● **Task prompt**
Every record should be copied exactly, except that pictures are to be omitted.

● **The data**

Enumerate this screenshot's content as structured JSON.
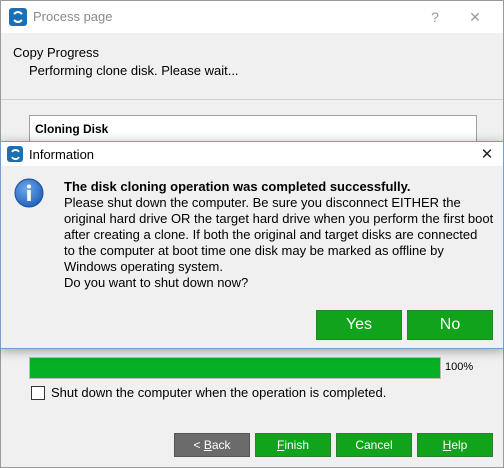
{
  "window": {
    "title": "Process page",
    "help_label": "?",
    "close_label": "✕"
  },
  "header": {
    "title": "Copy Progress",
    "subtitle": "Performing clone disk. Please wait..."
  },
  "cloning": {
    "label": "Cloning Disk"
  },
  "progress": {
    "value": 1.0,
    "text": "100%",
    "color": "#06b025"
  },
  "checkbox": {
    "label": "Shut down the computer when the operation is completed.",
    "checked": false
  },
  "buttons": {
    "back_accel": "B",
    "back_rest": "ack",
    "back_prefix": "< ",
    "finish_accel": "F",
    "finish_rest": "inish",
    "cancel_label": "Cancel",
    "help_accel": "H",
    "help_rest": "elp"
  },
  "dialog": {
    "title": "Information",
    "close_label": "✕",
    "heading": "The disk cloning operation was completed successfully.",
    "body": "Please shut down the computer. Be sure you disconnect EITHER the\noriginal hard drive OR the target hard drive when you perform the first boot\nafter creating a clone. If both the original and target disks are connected\nto the computer at boot time one disk may be marked as offline by\nWindows operating system.\nDo you want to shut down now?",
    "yes_label": "Yes",
    "no_label": "No"
  },
  "colors": {
    "accent_green": "#11a31c",
    "back_gray": "#6b6b6b",
    "info_blue": "#1d5fb8"
  },
  "icons": {
    "app": "app-logo-icon",
    "info": "info-icon"
  }
}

● **Problem solution**
Enumerate this screenshot's content as structured JSON.
{
  "window": {
    "title": "Process page",
    "help_label": "?",
    "close_label": "✕"
  },
  "header": {
    "title": "Copy Progress",
    "subtitle": "Performing clone disk. Please wait..."
  },
  "cloning": {
    "label": "Cloning Disk"
  },
  "progress": {
    "value": 1.0,
    "text": "100%",
    "color": "#06b025"
  },
  "checkbox": {
    "label": "Shut down the computer when the operation is completed.",
    "checked": false
  },
  "buttons": {
    "back_accel": "B",
    "back_rest": "ack",
    "back_prefix": "< ",
    "finish_accel": "F",
    "finish_rest": "inish",
    "cancel_label": "Cancel",
    "help_accel": "H",
    "help_rest": "elp"
  },
  "dialog": {
    "title": "Information",
    "close_label": "✕",
    "heading": "The disk cloning operation was completed successfully.",
    "body": "Please shut down the computer. Be sure you disconnect EITHER the\noriginal hard drive OR the target hard drive when you perform the first boot\nafter creating a clone. If both the original and target disks are connected\nto the computer at boot time one disk may be marked as offline by\nWindows operating system.\nDo you want to shut down now?",
    "yes_label": "Yes",
    "no_label": "No"
  },
  "colors": {
    "accent_green": "#11a31c",
    "back_gray": "#6b6b6b",
    "info_blue": "#1d5fb8"
  },
  "icons": {
    "app": "app-logo-icon",
    "info": "info-icon"
  }
}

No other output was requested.